reflects light; a sharp edge disappears into a black line.

 

Hone and test the edge

I’m a big believer in honing. An extra-sharp skew is
safer and performs better. I use a diamond slipstone on
high-speed steel tools because it cuts fast (see Sources,
below). To get the angle right, hold the slipstone so it
only rubs on the bevel’s heel (Photo 7). As you move
the slipstone up and down, incline it until it touches
the cutting edge as well; then maintain this two-point
contact. Repeat on the other side. Hone the tool’s sides
near the short and long points, too. Test your tool by
making a light planing cut (Photo 8).

Click any image to view a larger version.

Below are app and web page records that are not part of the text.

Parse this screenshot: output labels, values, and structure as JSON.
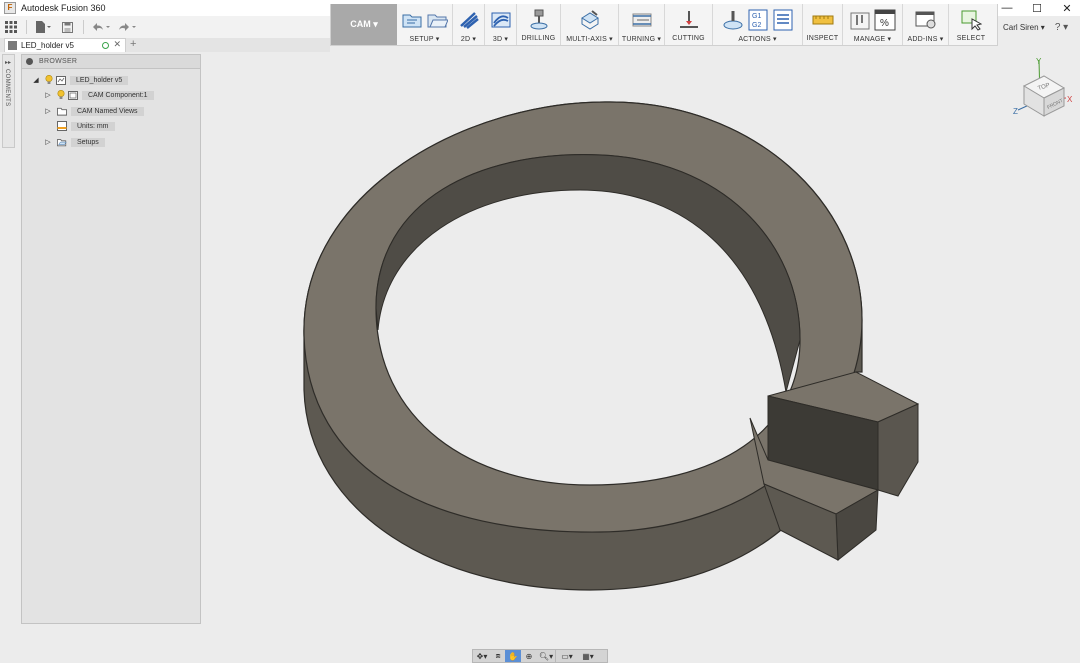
{
  "app": {
    "title": "Autodesk Fusion 360",
    "icon": "fusion-logo-icon"
  },
  "window_controls": [
    "minimize-icon",
    "maximize-icon",
    "close-icon"
  ],
  "quick_access": [
    "grid-menu-icon",
    "file-icon",
    "save-icon",
    "undo-icon",
    "redo-icon"
  ],
  "workspace": {
    "label": "CAM ▾"
  },
  "ribbon": {
    "groups": [
      {
        "label": "SETUP ▾",
        "icons": [
          "new-setup-icon",
          "setup-folder-icon"
        ]
      },
      {
        "label": "2D ▾",
        "icons": [
          "2d-toolpath-icon"
        ]
      },
      {
        "label": "3D ▾",
        "icons": [
          "3d-toolpath-icon"
        ]
      },
      {
        "label": "DRILLING",
        "icons": [
          "drill-icon"
        ]
      },
      {
        "label": "MULTI-AXIS ▾",
        "icons": [
          "multi-axis-icon"
        ]
      },
      {
        "label": "TURNING ▾",
        "icons": [
          "turning-icon"
        ]
      },
      {
        "label": "CUTTING",
        "icons": [
          "cutting-icon"
        ]
      },
      {
        "label": "ACTIONS ▾",
        "icons": [
          "simulate-icon",
          "post-process-icon",
          "setup-sheet-icon"
        ],
        "gcode": [
          "G1",
          "G2"
        ]
      },
      {
        "label": "INSPECT",
        "icons": [
          "measure-icon"
        ]
      },
      {
        "label": "MANAGE ▾",
        "icons": [
          "tool-library-icon",
          "template-icon"
        ]
      },
      {
        "label": "ADD-INS ▾",
        "icons": [
          "scripts-icon"
        ]
      },
      {
        "label": "SELECT",
        "icons": [
          "select-icon"
        ]
      }
    ]
  },
  "user": {
    "name": "Carl Siren ▾",
    "help": "? ▾"
  },
  "document": {
    "tab_title": "LED_holder v5",
    "close": "✕",
    "add": "+"
  },
  "comments": {
    "label": "COMMENTS",
    "collapse": "▸▸"
  },
  "browser": {
    "title": "BROWSER",
    "nodes": [
      {
        "label": "LED_holder v5",
        "expander": "◢",
        "has_bulb": true
      },
      {
        "label": "CAM Component:1",
        "expander": "▷",
        "has_bulb": true
      },
      {
        "label": "CAM Named Views",
        "expander": "▷",
        "has_bulb": false
      },
      {
        "label": "Units: mm",
        "expander": "",
        "has_bulb": false
      },
      {
        "label": "Setups",
        "expander": "▷",
        "has_bulb": false
      }
    ]
  },
  "viewcube": {
    "top": "TOP",
    "front": "FRONT",
    "axis_y": "Y",
    "axis_x": "X",
    "axis_z": "Z"
  },
  "nav_toolbar": [
    "orbit-icon",
    "look-at-icon",
    "pan-icon",
    "zoom-window-icon",
    "zoom-icon",
    "display-settings-icon",
    "grid-settings-icon"
  ],
  "colors": {
    "model_top": "#7a746a",
    "model_side": "#5a564f",
    "background": "#ececec",
    "accent": "#5b8fd6"
  }
}
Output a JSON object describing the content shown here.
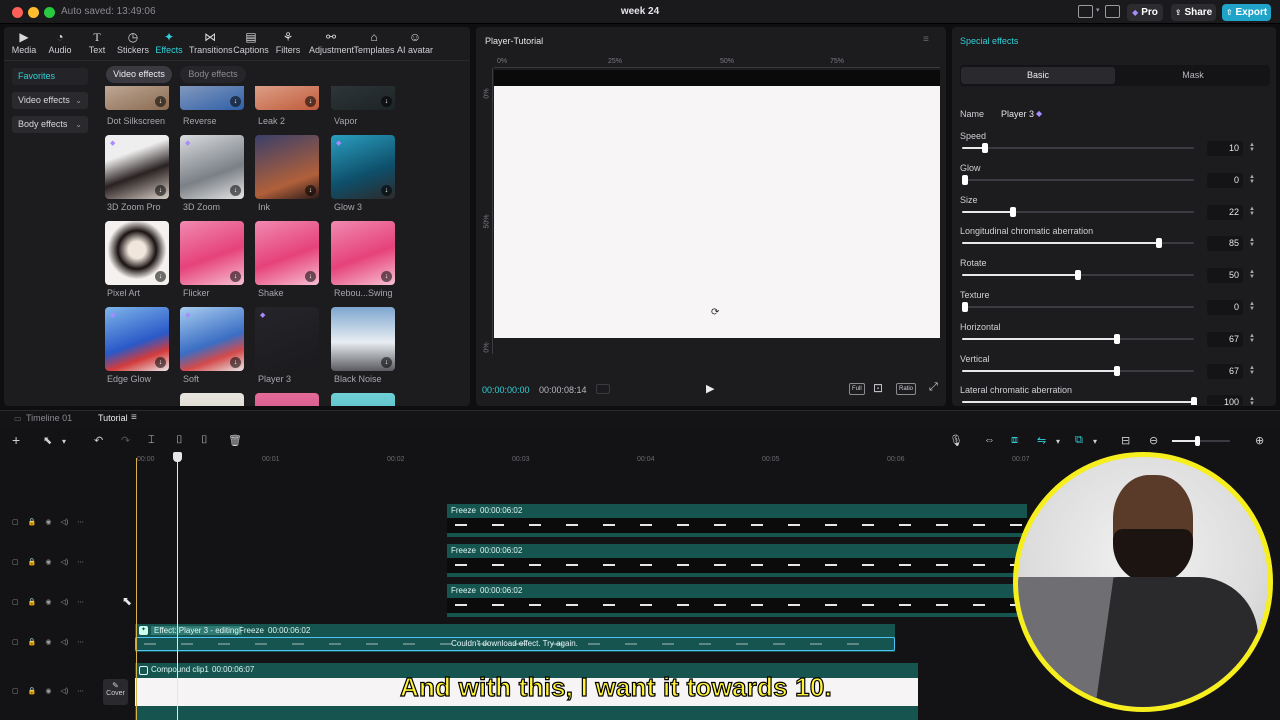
{
  "titlebar": {
    "autosave": "Auto saved: 13:49:06",
    "title": "week 24",
    "pro_label": "Pro",
    "share_label": "Share",
    "export_label": "Export"
  },
  "colors": {
    "accent": "#31d0d8",
    "export_bg": "#1fa3c8",
    "clip_teal": "#16554f",
    "subtitle": "#fff33b"
  },
  "toolbar": [
    {
      "label": "Media",
      "icon": "media-icon"
    },
    {
      "label": "Audio",
      "icon": "audio-icon"
    },
    {
      "label": "Text",
      "icon": "text-icon"
    },
    {
      "label": "Stickers",
      "icon": "stickers-icon"
    },
    {
      "label": "Effects",
      "icon": "effects-icon"
    },
    {
      "label": "Transitions",
      "icon": "transitions-icon"
    },
    {
      "label": "Captions",
      "icon": "captions-icon"
    },
    {
      "label": "Filters",
      "icon": "filters-icon"
    },
    {
      "label": "Adjustment",
      "icon": "adjustment-icon"
    },
    {
      "label": "Templates",
      "icon": "templates-icon"
    },
    {
      "label": "AI avatar",
      "icon": "ai-avatar-icon"
    }
  ],
  "sidebar": {
    "items": [
      {
        "label": "Favorites"
      },
      {
        "label": "Video effects"
      },
      {
        "label": "Body effects"
      }
    ]
  },
  "effect_tabs": {
    "video": "Video effects",
    "body": "Body effects"
  },
  "effects": [
    {
      "label": "Dot Silkscreen"
    },
    {
      "label": "Reverse"
    },
    {
      "label": "Leak 2"
    },
    {
      "label": "Vapor"
    },
    {
      "label": "3D Zoom Pro"
    },
    {
      "label": "3D Zoom"
    },
    {
      "label": "Ink"
    },
    {
      "label": "Glow 3"
    },
    {
      "label": "Pixel Art"
    },
    {
      "label": "Flicker"
    },
    {
      "label": "Shake"
    },
    {
      "label": "Rebou...Swing"
    },
    {
      "label": "Edge Glow"
    },
    {
      "label": "Soft"
    },
    {
      "label": "Player 3"
    },
    {
      "label": "Black Noise"
    }
  ],
  "player": {
    "title": "Player-Tutorial",
    "ruler_h": [
      "0%",
      "25%",
      "50%",
      "75%"
    ],
    "ruler_v": [
      "0%",
      "50%",
      "0%"
    ],
    "time_current": "00:00:00:00",
    "time_total": "00:00:08:14",
    "full_label": "Full",
    "ratio_label": "Ratio"
  },
  "special_effects": {
    "title": "Special effects",
    "tab_basic": "Basic",
    "tab_mask": "Mask",
    "name_label": "Name",
    "name_value": "Player 3",
    "props": [
      {
        "label": "Speed",
        "value": "10",
        "level": 0.1
      },
      {
        "label": "Glow",
        "value": "0",
        "level": 0.0
      },
      {
        "label": "Size",
        "value": "22",
        "level": 0.22
      },
      {
        "label": "Longitudinal chromatic aberration",
        "value": "85",
        "level": 0.85
      },
      {
        "label": "Rotate",
        "value": "50",
        "level": 0.5
      },
      {
        "label": "Texture",
        "value": "0",
        "level": 0.0
      },
      {
        "label": "Horizontal",
        "value": "67",
        "level": 0.67
      },
      {
        "label": "Vertical",
        "value": "67",
        "level": 0.67
      },
      {
        "label": "Lateral chromatic aberration",
        "value": "100",
        "level": 1.0
      }
    ]
  },
  "timeline": {
    "tab1": "Timeline 01",
    "tab2": "Tutorial",
    "ruler": [
      "00:00",
      "00:01",
      "00:02",
      "00:03",
      "00:04",
      "00:05",
      "00:06",
      "00:07"
    ],
    "freeze_label": "Freeze",
    "freeze_duration": "00:00:06:02",
    "effect_label": "Effect: Player 3 - editing",
    "effect_error": "Couldn't download effect. Try again.",
    "compound_label": "Compound clip1",
    "compound_duration": "00:00:06:07",
    "cover_label": "Cover"
  },
  "subtitle": "And with this, I want it towards 10."
}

The Modified Profile.
My skew’s profile has two sections: straight and curved.
The straight section begins at the skew’s long point and
extends one-fourth to one-third of the blade’s width. The
curved section continues to the skew’s short point. The
angle from long point to short point is about 70 degrees,
the same as on a conventional skew.

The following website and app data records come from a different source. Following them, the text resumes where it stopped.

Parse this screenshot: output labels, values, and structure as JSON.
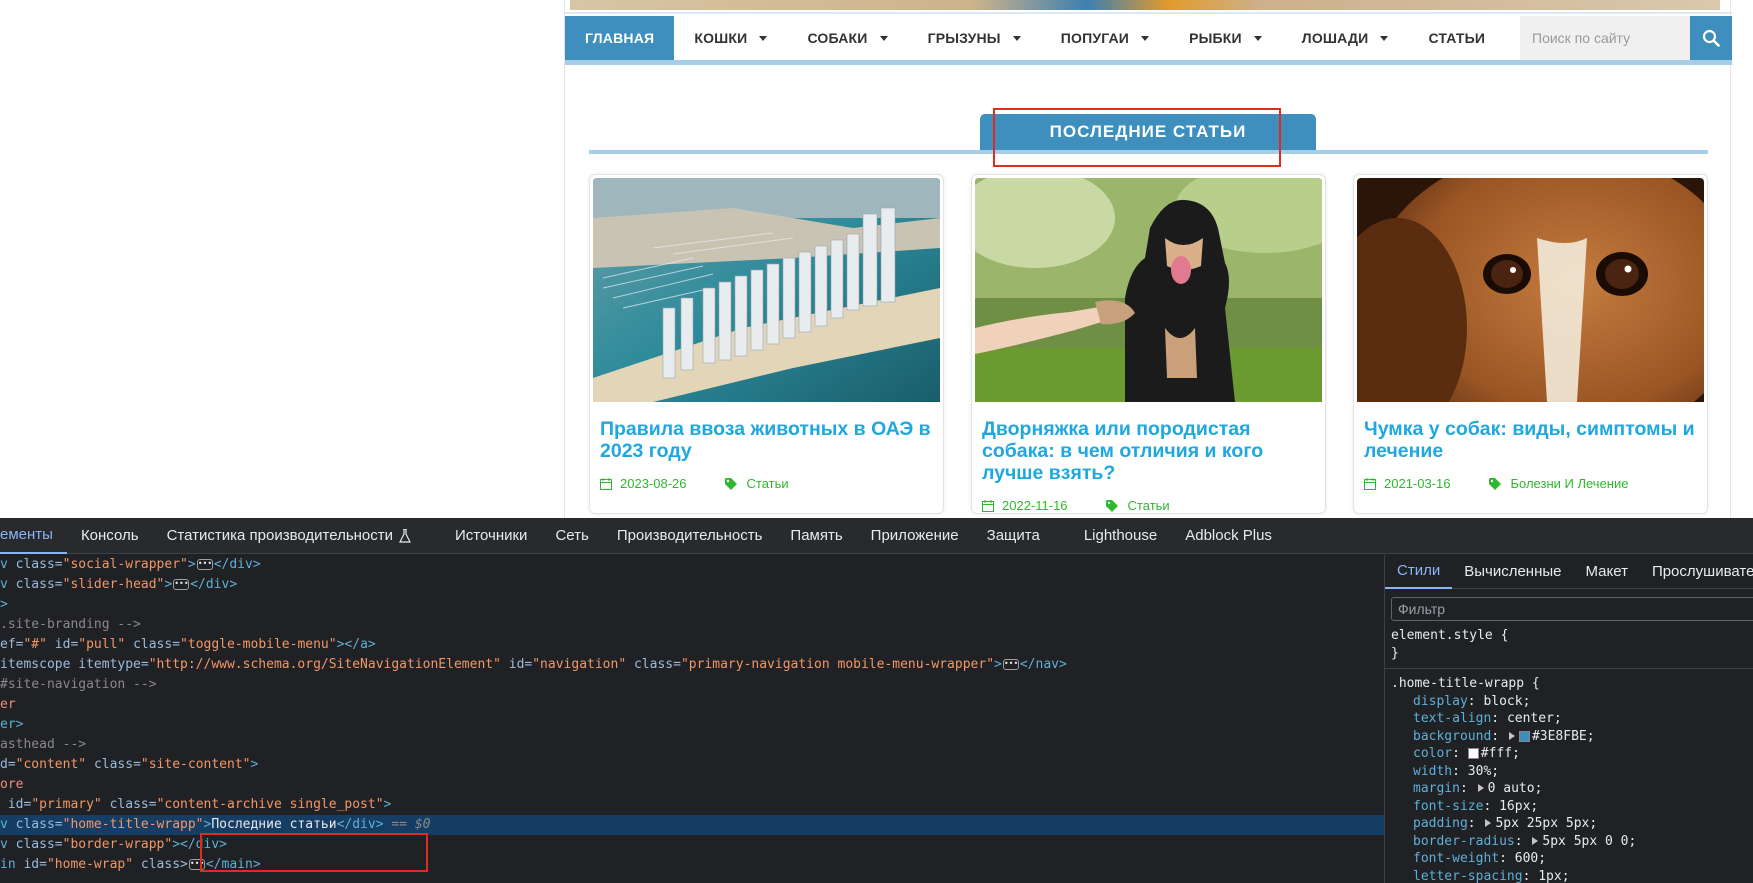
{
  "nav": {
    "items": [
      {
        "label": "ГЛАВНАЯ",
        "active": true,
        "dropdown": false
      },
      {
        "label": "КОШКИ",
        "dropdown": true
      },
      {
        "label": "СОБАКИ",
        "dropdown": true
      },
      {
        "label": "ГРЫЗУНЫ",
        "dropdown": true
      },
      {
        "label": "ПОПУГАИ",
        "dropdown": true
      },
      {
        "label": "РЫБКИ",
        "dropdown": true
      },
      {
        "label": "ЛОШАДИ",
        "dropdown": true
      },
      {
        "label": "СТАТЬИ",
        "dropdown": false
      }
    ],
    "search_placeholder": "Поиск по сайту",
    "search_icon": "search-icon"
  },
  "section": {
    "title": "ПОСЛЕДНИЕ СТАТЬИ"
  },
  "cards": [
    {
      "title": "Правила ввоза животных в ОАЭ в 2023 году",
      "date": "2023-08-26",
      "category": "Статьи",
      "image": "aerial-city-marina"
    },
    {
      "title": "Дворняжка или породистая собака: в чем отличия и кого лучше взять?",
      "date": "2022-11-16",
      "category": "Статьи",
      "image": "black-dog-paw"
    },
    {
      "title": "Чумка у собак: виды, симптомы и лечение",
      "date": "2021-03-16",
      "category": "Болезни И Лечение",
      "image": "beagle-closeup"
    }
  ],
  "devtools": {
    "tabs": [
      "ементы",
      "Консоль",
      "Статистика производительности",
      "Источники",
      "Сеть",
      "Производительность",
      "Память",
      "Приложение",
      "Защита",
      "Lighthouse",
      "Adblock Plus"
    ],
    "dom": {
      "l1_pre": "v ",
      "l1_attr": "class",
      "l1_val": "\"social-wrapper\"",
      "l1_close": "</div>",
      "l2_pre": "v ",
      "l2_attr": "class",
      "l2_val": "\"slider-head\"",
      "l2_close": "</div>",
      "l3": ">",
      "l4": ".site-branding -->",
      "l5_a": "ef=",
      "l5_av": "\"#\"",
      "l5_b": "id=",
      "l5_bv": "\"pull\"",
      "l5_c": "class=",
      "l5_cv": "\"toggle-mobile-menu\"",
      "l5_end": "></a>",
      "l6_a": "itemscope itemtype=",
      "l6_av": "\"http://www.schema.org/SiteNavigationElement\"",
      "l6_b": "id=",
      "l6_bv": "\"navigation\"",
      "l6_c": "class=",
      "l6_cv": "\"primary-navigation mobile-menu-wrapper\"",
      "l6_end": "</nav>",
      "l7": "#site-navigation -->",
      "l8": "er",
      "l9": "er>",
      "l10": "asthead -->",
      "l11_a": "d=",
      "l11_av": "\"content\"",
      "l11_b": "class=",
      "l11_bv": "\"site-content\"",
      "l11_end": ">",
      "l12": "ore",
      "l13_a": "id=",
      "l13_av": "\"primary\"",
      "l13_b": "class=",
      "l13_bv": "\"content-archive single_post\"",
      "l13_end": ">",
      "l14_pre": "v ",
      "l14_attr": "class=",
      "l14_val": "\"home-title-wrapp\"",
      "l14_text": "Последние статьи",
      "l14_close": "</div>",
      "l14_eq": " == ",
      "l14_dollar": "$0",
      "l15_pre": "v ",
      "l15_attr": "class=",
      "l15_val": "\"border-wrapp\"",
      "l15_close": "></div>",
      "l16_pre": "in ",
      "l16_a": "id=",
      "l16_av": "\"home-wrap\"",
      "l16_b": "class>",
      "l16_close": "</main>"
    },
    "styles": {
      "tabs": [
        "Стили",
        "Вычисленные",
        "Макет",
        "Прослушивате"
      ],
      "filter_placeholder": "Фильтр",
      "element_style": "element.style {",
      "element_close": "}",
      "rule_selector": ".home-title-wrapp {",
      "props": [
        {
          "name": "display",
          "value": "block;"
        },
        {
          "name": "text-align",
          "value": "center;"
        },
        {
          "name": "background",
          "value": "#3E8FBE;",
          "arrow": true,
          "swatch": "#3E8FBE"
        },
        {
          "name": "color",
          "value": "#fff;",
          "swatch": "#ffffff"
        },
        {
          "name": "width",
          "value": "30%;"
        },
        {
          "name": "margin",
          "value": "0 auto;",
          "arrow": true
        },
        {
          "name": "font-size",
          "value": "16px;"
        },
        {
          "name": "padding",
          "value": "5px 25px 5px;",
          "arrow": true
        },
        {
          "name": "border-radius",
          "value": "5px 5px 0 0;",
          "arrow": true
        },
        {
          "name": "font-weight",
          "value": "600;"
        },
        {
          "name": "letter-spacing",
          "value": "1px;"
        }
      ]
    }
  },
  "colors": {
    "accent": "#3e8fbe",
    "link": "#1fa8e0",
    "meta_green": "#2eb82e",
    "highlight": "#e32b1d"
  }
}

I also modify my skew’s body. I round over the short
point side and lightly chamfer both edges of the long
point side.

1. Begin modifying
a standard
skew on a belt
sander. Hold the
tool so the belt
always travels
away from you.
Completely round
the short point
side up to the ferrule;
chamfer the
sharp edges of the
long point side.

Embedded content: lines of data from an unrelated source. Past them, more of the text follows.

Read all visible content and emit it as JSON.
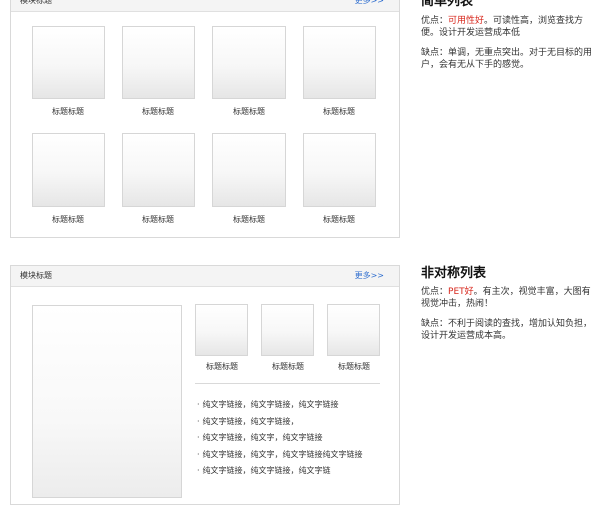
{
  "panel_top": {
    "title": "模块标题",
    "more": "更多>>",
    "captions": [
      "标题标题",
      "标题标题",
      "标题标题",
      "标题标题",
      "标题标题",
      "标题标题",
      "标题标题",
      "标题标题"
    ]
  },
  "panel_bottom": {
    "title": "模块标题",
    "more": "更多>>",
    "captions": [
      "标题标题",
      "标题标题",
      "标题标题"
    ],
    "bullet": "·",
    "links": [
      "纯文字链接，纯文字链接，纯文字链接",
      "纯文字链接，纯文字链接，",
      "纯文字链接，纯文字，纯文字链接",
      "纯文字链接，纯文字，纯文字链接纯文字链接",
      "纯文字链接，纯文字链接，纯文字链"
    ]
  },
  "desc_top": {
    "title": "简单列表",
    "pros_prefix": "优点：",
    "pros_highlight": "可用性好",
    "pros_rest": "。可读性高，浏览查找方便。设计开发运营成本低",
    "cons": "缺点：单调，无重点突出。对于无目标的用户，会有无从下手的感觉。"
  },
  "desc_bottom": {
    "title": "非对称列表",
    "pros_prefix": "优点：",
    "pros_highlight": "PET好",
    "pros_rest": "。有主次，视觉丰富，大图有视觉冲击，热闹！",
    "cons": "缺点：不利于阅读的查找，增加认知负担，设计开发运营成本高。"
  },
  "colors": {
    "link_blue": "#2f6ecf",
    "highlight_red": "#d7261b",
    "border_gray": "#d9d9d9"
  }
}
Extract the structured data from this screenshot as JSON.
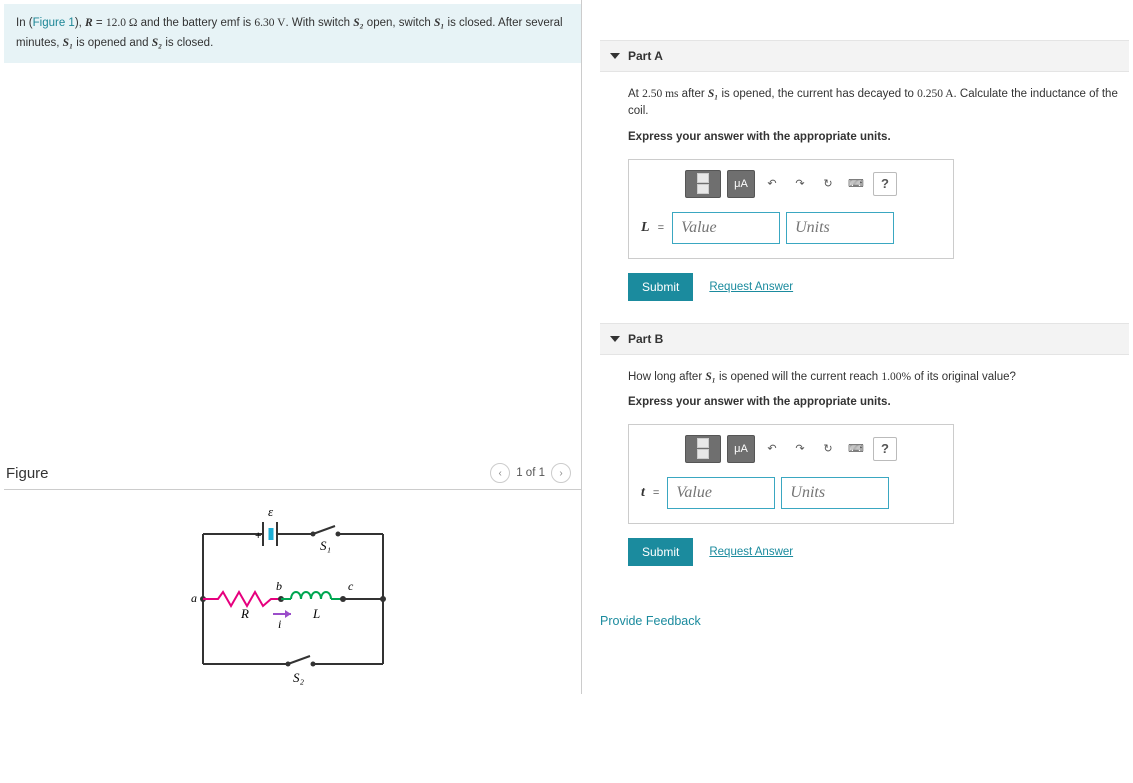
{
  "problem": {
    "figure_link": "Figure 1",
    "text_prefix": "In (",
    "text_mid1": "), ",
    "R_var": "R",
    "R_val": "12.0 Ω",
    "emf_text": " and the battery emf is ",
    "emf_val": "6.30 V",
    "after_emf": ". With switch ",
    "S2": "S₂",
    "open_text": " open, switch ",
    "S1": "S₁",
    "closed_text": " is closed. After several minutes, ",
    "S1b": "S₁",
    "opened_text": " is opened and ",
    "S2b": "S₂",
    "final": " is closed."
  },
  "figure": {
    "heading": "Figure",
    "pager": "1 of 1",
    "labels": {
      "eps": "ε",
      "S1": "S₁",
      "S2": "S₂",
      "a": "a",
      "b": "b",
      "c": "c",
      "R": "R",
      "L": "L",
      "i": "i",
      "plus": "+"
    }
  },
  "partA": {
    "title": "Part A",
    "prompt_pre": "At ",
    "t_val": "2.50 ms",
    "prompt_mid": " after ",
    "S1": "S₁",
    "prompt_after": " is opened, the current has decayed to ",
    "I_val": "0.250 A",
    "prompt_end": ". Calculate the inductance of the coil.",
    "instruct": "Express your answer with the appropriate units.",
    "var_label": "L",
    "value_ph": "Value",
    "units_ph": "Units"
  },
  "partB": {
    "title": "Part B",
    "prompt_pre": "How long after ",
    "S1": "S₁",
    "prompt_mid": " is opened will the current reach ",
    "pct": "1.00%",
    "prompt_end": " of its original value?",
    "instruct": "Express your answer with the appropriate units.",
    "var_label": "t",
    "value_ph": "Value",
    "units_ph": "Units"
  },
  "toolbar": {
    "mu_a": "μA",
    "undo": "↶",
    "redo": "↷",
    "reset": "↻",
    "keyboard": "⌨",
    "help": "?"
  },
  "buttons": {
    "submit": "Submit",
    "request": "Request Answer",
    "feedback": "Provide Feedback"
  }
}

2. Grind the
straight and
curved profiles.

Position the tool
rest about
90 degrees to the
wheel. I’ve mounted
a wood platform
on my tool
rest to have a
broader area of
support, which is
critical for modifying
and resharpening
a skew.

3. Begin grinding
the profile’s
straight section.
Color the
old bevel with a
felt-tip marker to
identify where
the wheel cuts.

4. Flip the tool
now and then
as you continue
grinding. It’s
important to keep
the bevels on both
sides of the tool
equally long to
center the cutting
edge.

5. Grind the
curved section

by using
your fingers as a
pivot point. Keep
the spot you’re
grinding square
to the wheel.

6. Continue
grinding
with
a fanning motion.
When you reach
the short point, as
shown here,
reverse the direction
without lifting
the skew from the
tool rest.

7. Hone the cutting
edge

with a diamond
slipstone. It’s
easy to find the
correct angle by
feel. Hold the
slipstone so it
contacts two
points on the
bevel’s concave
surface: the heel
and the cutting
edge.

8. Check the
tool’s sharpness

by putting it
to work. Make a
planing cut on a
cylinder. A sharp
tool will require little
effort to push,
produce lots of
shavings and
leave a very
smooth surface.

Sources

Note: Product availability and prices are subject to change.

Alan Lacer, alanlacer.com, 715-426-9451, Diamond
slipstone plated on two flat sides and two round sides.

MSC
Industrial Supply Co.
, mscdirect.com, 800-645-7270, Diamond
whetstone plated on one flat side only, #01054931; Sanding belts
for metal, Norzon, Three-M-Ite or MetaLite brands, many sizes and
grits available.

This story originally appeared in American Woodworker March 2007, issue #127.



March 2007, issue #127


Purchase this back issue.